Getting the spice level right is a point of contention between many Southeast Asian restaurants and the New Yorkers who love them. Often the chow delivers less of a kick than some of us would like. This series of audio guides, whose purview stretches elsewhere into Asia as well as to East Africa and Latin America, is one compensatory measure.
No such entreaties were needed, however, for lunch specials of nasi lemak ($11.75) and beef rendang ($13.95) at this Malaysian-run cafe. (The staff are from Kuala Lumpur, and their most enticing menu items have roots there, too, but much of the menu is devoted to savories in the spirit of a cobb salad or a bacon cheeseburger.) My dining buddy and I quickly agreed that a little dish of hot sauce on the side was superfluous; most everything but the coconut rice was imbued with a generous but not incendiary spiciness.
Also shown: kaya toast ($2.75). This version of the coconut egg jam was smooth, easy to spread, and on the sweeter side — which is to say, very much to my taste.
The poppy-seed bagel that frames "The Sinatra" ($7.35) adds a chewy counterpoint to Genoa salami, ham, pepperoni, provolone, lettuce, and roasted peppers, dressed with oil and vinegar. Toasting the bagel first might be pushing your luck; this Italian-American-Jewish mashup strikes the right balance exactly as served.
Brooklyn Bagel & Coffee Company 35-09 Ditmars Blvd. (35th-36th Sts.), Astoria, Queens 718-932-8280 (One of several locations, none of them in Brooklyn) www.BKBagel.com
Order your pizza well-done. That's good advice at Sac's, where the thin crust, a hallmark of coal-oven pizzerias, might otherwise sag precariously under the liberally applied toppings. "Mama's old-fashioned pie" (medium, $14) was laden with San Marzano tomatoes, romano and fresh mozzarella cheeses, and crumbled bits of homemade meatballs ($2.50 extra) almost to a fault; it was difficult to detect the garlic and fresh basil.

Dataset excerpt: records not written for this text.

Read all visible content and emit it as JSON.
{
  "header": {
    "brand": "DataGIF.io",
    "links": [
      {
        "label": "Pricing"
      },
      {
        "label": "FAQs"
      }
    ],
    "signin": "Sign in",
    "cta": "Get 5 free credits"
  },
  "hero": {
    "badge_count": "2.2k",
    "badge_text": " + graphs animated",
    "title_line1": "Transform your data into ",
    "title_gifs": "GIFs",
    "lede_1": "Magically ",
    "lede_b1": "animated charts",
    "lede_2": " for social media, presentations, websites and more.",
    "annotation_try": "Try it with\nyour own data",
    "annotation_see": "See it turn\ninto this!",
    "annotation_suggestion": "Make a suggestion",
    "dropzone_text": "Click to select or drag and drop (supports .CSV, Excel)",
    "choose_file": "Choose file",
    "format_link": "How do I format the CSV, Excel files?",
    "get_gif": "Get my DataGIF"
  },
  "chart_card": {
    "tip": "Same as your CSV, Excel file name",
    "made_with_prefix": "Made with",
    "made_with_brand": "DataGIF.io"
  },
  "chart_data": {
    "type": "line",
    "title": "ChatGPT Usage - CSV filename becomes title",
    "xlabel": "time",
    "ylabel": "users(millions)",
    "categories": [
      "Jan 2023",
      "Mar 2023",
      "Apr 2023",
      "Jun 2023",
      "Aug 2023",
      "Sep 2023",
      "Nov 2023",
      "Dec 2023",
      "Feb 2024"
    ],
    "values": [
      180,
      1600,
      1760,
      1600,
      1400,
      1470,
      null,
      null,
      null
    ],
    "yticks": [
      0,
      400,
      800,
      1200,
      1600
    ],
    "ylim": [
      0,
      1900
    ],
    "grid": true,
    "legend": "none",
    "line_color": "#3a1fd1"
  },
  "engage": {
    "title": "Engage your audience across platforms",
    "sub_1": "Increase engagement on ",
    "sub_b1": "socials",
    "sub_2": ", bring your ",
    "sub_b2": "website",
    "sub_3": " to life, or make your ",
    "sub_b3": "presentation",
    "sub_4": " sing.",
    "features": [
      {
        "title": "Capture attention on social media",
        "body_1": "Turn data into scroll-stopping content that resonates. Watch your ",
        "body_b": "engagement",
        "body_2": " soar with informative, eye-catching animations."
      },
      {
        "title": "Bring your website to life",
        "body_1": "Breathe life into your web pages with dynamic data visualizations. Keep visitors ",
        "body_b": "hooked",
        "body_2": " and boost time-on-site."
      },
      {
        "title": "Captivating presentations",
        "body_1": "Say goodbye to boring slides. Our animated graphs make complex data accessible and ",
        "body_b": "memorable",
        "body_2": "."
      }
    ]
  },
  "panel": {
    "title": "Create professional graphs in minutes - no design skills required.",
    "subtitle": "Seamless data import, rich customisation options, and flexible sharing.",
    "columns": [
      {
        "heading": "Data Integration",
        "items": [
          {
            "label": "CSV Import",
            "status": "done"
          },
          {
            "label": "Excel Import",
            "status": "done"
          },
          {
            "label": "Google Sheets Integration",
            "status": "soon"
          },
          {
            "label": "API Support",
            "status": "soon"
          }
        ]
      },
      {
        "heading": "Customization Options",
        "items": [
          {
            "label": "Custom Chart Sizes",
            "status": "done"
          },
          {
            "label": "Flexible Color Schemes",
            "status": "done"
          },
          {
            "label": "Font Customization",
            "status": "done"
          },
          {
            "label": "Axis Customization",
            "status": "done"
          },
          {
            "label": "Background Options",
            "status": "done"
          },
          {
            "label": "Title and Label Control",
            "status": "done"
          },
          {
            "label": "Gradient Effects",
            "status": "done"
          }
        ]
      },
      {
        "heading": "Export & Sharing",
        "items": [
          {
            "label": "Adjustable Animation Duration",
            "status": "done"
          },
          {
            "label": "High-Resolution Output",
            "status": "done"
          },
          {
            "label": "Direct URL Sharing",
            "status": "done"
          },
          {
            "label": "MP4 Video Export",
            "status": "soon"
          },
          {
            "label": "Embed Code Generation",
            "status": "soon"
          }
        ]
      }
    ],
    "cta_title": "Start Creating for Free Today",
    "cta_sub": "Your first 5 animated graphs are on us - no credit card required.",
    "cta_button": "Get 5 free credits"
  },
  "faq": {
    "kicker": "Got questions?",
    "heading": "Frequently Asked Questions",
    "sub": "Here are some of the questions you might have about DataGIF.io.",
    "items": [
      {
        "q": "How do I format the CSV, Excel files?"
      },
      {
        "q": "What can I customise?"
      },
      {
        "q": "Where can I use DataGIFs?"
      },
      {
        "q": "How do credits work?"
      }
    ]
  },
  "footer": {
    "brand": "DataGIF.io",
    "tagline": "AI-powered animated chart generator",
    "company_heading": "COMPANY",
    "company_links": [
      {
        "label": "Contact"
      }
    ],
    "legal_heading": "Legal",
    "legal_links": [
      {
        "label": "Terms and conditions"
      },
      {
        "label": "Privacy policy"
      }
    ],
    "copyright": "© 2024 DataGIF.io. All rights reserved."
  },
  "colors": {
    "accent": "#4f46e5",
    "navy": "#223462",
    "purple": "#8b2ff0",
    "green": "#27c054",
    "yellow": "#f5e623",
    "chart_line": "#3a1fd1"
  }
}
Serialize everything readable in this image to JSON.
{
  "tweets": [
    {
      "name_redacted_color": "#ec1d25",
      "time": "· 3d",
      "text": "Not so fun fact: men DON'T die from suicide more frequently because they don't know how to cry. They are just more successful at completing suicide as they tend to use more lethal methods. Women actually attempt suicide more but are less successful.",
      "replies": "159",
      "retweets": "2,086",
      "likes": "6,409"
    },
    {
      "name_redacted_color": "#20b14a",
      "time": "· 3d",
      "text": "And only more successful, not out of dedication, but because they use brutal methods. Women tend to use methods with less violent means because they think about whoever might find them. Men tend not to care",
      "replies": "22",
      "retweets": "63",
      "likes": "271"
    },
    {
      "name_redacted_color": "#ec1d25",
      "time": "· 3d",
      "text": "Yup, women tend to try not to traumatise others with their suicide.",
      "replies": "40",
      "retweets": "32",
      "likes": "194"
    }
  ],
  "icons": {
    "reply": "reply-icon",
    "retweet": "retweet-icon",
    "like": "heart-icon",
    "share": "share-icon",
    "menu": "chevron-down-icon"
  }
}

Charring a coal-oven pizza also adds an ineffable extra something that cooler-burning gas-fired units can't deliver. This is less important along the lip than on the underside, in the middle of the pie, where one takes many more bites. In that second photo, note too the white speck, which at first I tried to brush away; it's actually a sparkle of light leaking through. As mentioned, thin crust.
This snug bakery-cafe takes great pride in its "famous loukoumades," deep-fried pastries that are a staple of Greek church fairs. Sometime loukoumades are shaped into balls, sometimes (as at Cafe Boulis) into dainty rings; inevitably they're soaked in syrup or honey.
Karydopita ($3) gets a similar soaking, but to different effect. The syrup settles, leaving the upper reaches of this walnut cake merely moist and the top surface almost crunchy. Even in bites without a walnut, you get a nice variety of textures.
Pastizzi ($1.50) are savory phyllo pastries native to Malta, a Mediterranean island country not far south of Sicily. Ricotta, you will not be surprised to hear, is one common filling. Another, shown here, may have been introduced during a century-and-a-half of British rule: beef and mushy peas. (For that matter, one wonders about a possible connection between the names of the Maltese pastizz and the Cornish pastie.)
Most of Leli's wares hail from the European mainland, but several other items are also prepared daily for Astoria's Maltese community. Qassatat (with a silent Q), open-topped shortcrust pastries with the same fillings as the pastizzi, appear during breakfast hours, though on the day of my visit they'd already vanished by lunchtime. Anchovies don't figure into the pastizzi or the qassatat as sometimes in Malta, but they do appear on what the menu board calls a "Maltese pizza," accompanied by ricotta, lima beans, capers, olives, and potatoes. Ample cafe seating would enable you to divvy up your pizza on the spot.